-- INFORMATION SUPPLIED follows --

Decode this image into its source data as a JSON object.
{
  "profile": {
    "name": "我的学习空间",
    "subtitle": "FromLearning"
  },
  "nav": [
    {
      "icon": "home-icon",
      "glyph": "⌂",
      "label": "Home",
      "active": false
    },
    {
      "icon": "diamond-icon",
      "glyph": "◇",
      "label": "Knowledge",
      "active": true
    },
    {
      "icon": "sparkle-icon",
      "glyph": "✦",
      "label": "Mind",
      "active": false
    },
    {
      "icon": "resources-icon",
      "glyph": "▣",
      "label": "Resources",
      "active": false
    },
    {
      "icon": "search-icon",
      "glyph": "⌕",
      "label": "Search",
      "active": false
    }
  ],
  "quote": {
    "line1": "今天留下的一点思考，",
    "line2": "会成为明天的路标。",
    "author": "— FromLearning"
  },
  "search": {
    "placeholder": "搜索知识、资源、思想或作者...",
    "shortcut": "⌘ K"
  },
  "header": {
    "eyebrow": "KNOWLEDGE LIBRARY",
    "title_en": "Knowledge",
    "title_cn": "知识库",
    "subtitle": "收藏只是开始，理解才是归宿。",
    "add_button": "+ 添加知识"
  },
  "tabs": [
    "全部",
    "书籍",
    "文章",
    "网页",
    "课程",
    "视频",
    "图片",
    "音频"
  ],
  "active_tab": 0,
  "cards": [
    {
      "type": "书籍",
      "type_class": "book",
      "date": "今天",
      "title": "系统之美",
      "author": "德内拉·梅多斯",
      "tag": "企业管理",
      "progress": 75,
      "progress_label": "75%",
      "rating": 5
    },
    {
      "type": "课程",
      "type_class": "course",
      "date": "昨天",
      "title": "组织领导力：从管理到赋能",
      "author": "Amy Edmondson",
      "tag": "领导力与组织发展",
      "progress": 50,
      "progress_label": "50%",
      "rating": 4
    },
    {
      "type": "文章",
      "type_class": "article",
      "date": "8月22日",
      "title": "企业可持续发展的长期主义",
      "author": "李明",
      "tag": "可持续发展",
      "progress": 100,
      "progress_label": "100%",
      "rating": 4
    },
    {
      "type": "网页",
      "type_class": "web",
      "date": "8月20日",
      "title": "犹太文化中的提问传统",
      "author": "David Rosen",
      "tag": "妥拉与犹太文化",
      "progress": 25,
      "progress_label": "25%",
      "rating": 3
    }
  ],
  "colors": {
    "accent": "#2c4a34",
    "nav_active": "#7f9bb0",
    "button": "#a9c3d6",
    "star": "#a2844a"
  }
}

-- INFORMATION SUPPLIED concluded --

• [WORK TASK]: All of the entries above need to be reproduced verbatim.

• [SOLUTION]:
Decode this image into its source data as a JSON object.
{
  "profile": {
    "name": "我的学习空间",
    "subtitle": "FromLearning"
  },
  "nav": [
    {
      "icon": "home-icon",
      "glyph": "⌂",
      "label": "Home",
      "active": false
    },
    {
      "icon": "diamond-icon",
      "glyph": "◇",
      "label": "Knowledge",
      "active": true
    },
    {
      "icon": "sparkle-icon",
      "glyph": "✦",
      "label": "Mind",
      "active": false
    },
    {
      "icon": "resources-icon",
      "glyph": "▣",
      "label": "Resources",
      "active": false
    },
    {
      "icon": "search-icon",
      "glyph": "⌕",
      "label": "Search",
      "active": false
    }
  ],
  "quote": {
    "line1": "今天留下的一点思考，",
    "line2": "会成为明天的路标。",
    "author": "— FromLearning"
  },
  "search": {
    "placeholder": "搜索知识、资源、思想或作者...",
    "shortcut": "⌘ K"
  },
  "header": {
    "eyebrow": "KNOWLEDGE LIBRARY",
    "title_en": "Knowledge",
    "title_cn": "知识库",
    "subtitle": "收藏只是开始，理解才是归宿。",
    "add_button": "+ 添加知识"
  },
  "tabs": [
    "全部",
    "书籍",
    "文章",
    "网页",
    "课程",
    "视频",
    "图片",
    "音频"
  ],
  "active_tab": 0,
  "cards": [
    {
      "type": "书籍",
      "type_class": "book",
      "date": "今天",
      "title": "系统之美",
      "author": "德内拉·梅多斯",
      "tag": "企业管理",
      "progress": 75,
      "progress_label": "75%",
      "rating": 5
    },
    {
      "type": "课程",
      "type_class": "course",
      "date": "昨天",
      "title": "组织领导力：从管理到赋能",
      "author": "Amy Edmondson",
      "tag": "领导力与组织发展",
      "progress": 50,
      "progress_label": "50%",
      "rating": 4
    },
    {
      "type": "文章",
      "type_class": "article",
      "date": "8月22日",
      "title": "企业可持续发展的长期主义",
      "author": "李明",
      "tag": "可持续发展",
      "progress": 100,
      "progress_label": "100%",
      "rating": 4
    },
    {
      "type": "网页",
      "type_class": "web",
      "date": "8月20日",
      "title": "犹太文化中的提问传统",
      "author": "David Rosen",
      "tag": "妥拉与犹太文化",
      "progress": 25,
      "progress_label": "25%",
      "rating": 3
    }
  ],
  "colors": {
    "accent": "#2c4a34",
    "nav_active": "#7f9bb0",
    "button": "#a9c3d6",
    "star": "#a2844a"
  }
}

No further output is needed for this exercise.